What are the common causes of hyperkalemia?
Pseudohyperkalemia may be due to hemolysis-related potassium release after phlebotomy, ischemia from increased tourniquet time, increased red cell fragility due to rheumatoid arthritis, infectious mononucleosis, red cell membrane disorders, chronic lymphocytic leukemia, and thrombocytosis. Redistribution of potassium from ICF to ECF may occur with hyperosmolarity seen with severe hyperglycemia, severe nonorganic acidosis, and also with medications like β-blockers and digoxin that prevent cellular potassium uptake. Increased potassium intake as food, supplementation, or salt substitutes in the setting of impaired kidney function.
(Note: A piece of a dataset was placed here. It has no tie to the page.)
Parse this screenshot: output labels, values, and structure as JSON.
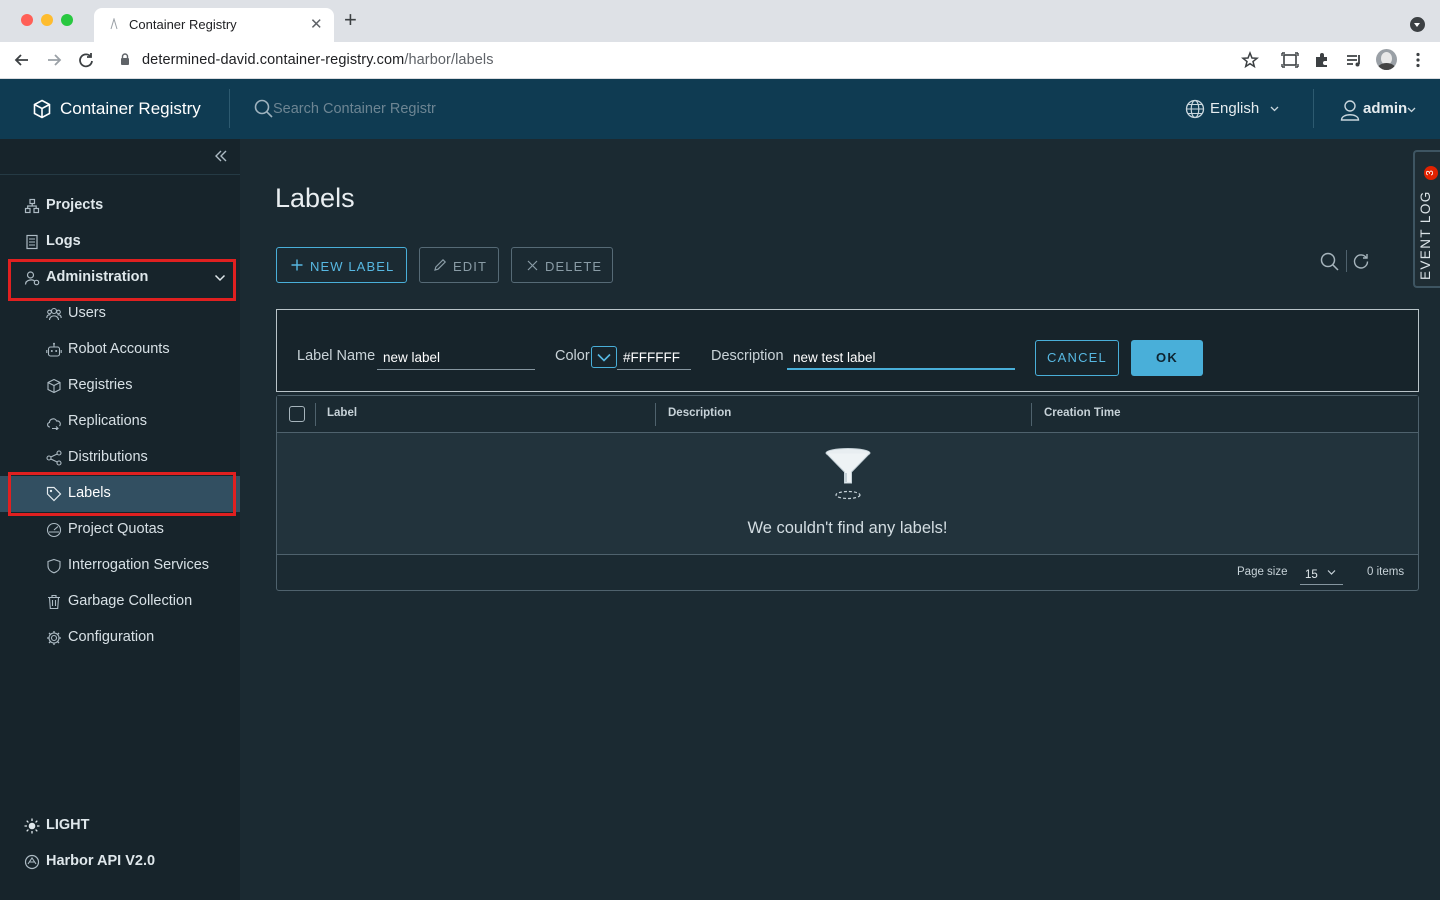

Decreased kidney potassium excretion due to acute kidney injury, CKD, medications, or rare genetic disorders like Gordon syndrome.